### Task to carry out
A word-for-word copy of the records is needed, with every picture left out.

### Raw data
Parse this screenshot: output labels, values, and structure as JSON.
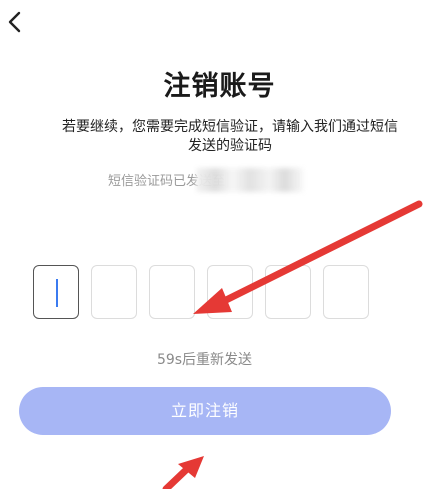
{
  "header": {
    "back_icon": "chevron-left-icon"
  },
  "page": {
    "title": "注销账号",
    "description": "若要继续，您需要完成短信验证，请输入我们通过短信发送的验证码",
    "sent_to_label": "短信验证码已发送至",
    "resend_countdown": "59s后重新发送",
    "confirm_button": "立即注销"
  },
  "otp": {
    "box_count": 6,
    "active_index": 0
  },
  "colors": {
    "title": "#1a1a1a",
    "button_bg": "#a7b6f5",
    "button_text": "#ffffff",
    "muted_text": "#8a8a8a",
    "caret": "#3b7bf0",
    "annotation_arrow": "#e53935"
  }
}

### Solution to the exercise
Parse this screenshot: output labels, values, and structure as JSON.
{
  "header": {
    "back_icon": "chevron-left-icon"
  },
  "page": {
    "title": "注销账号",
    "description": "若要继续，您需要完成短信验证，请输入我们通过短信发送的验证码",
    "sent_to_label": "短信验证码已发送至",
    "resend_countdown": "59s后重新发送",
    "confirm_button": "立即注销"
  },
  "otp": {
    "box_count": 6,
    "active_index": 0
  },
  "colors": {
    "title": "#1a1a1a",
    "button_bg": "#a7b6f5",
    "button_text": "#ffffff",
    "muted_text": "#8a8a8a",
    "caret": "#3b7bf0",
    "annotation_arrow": "#e53935"
  }
}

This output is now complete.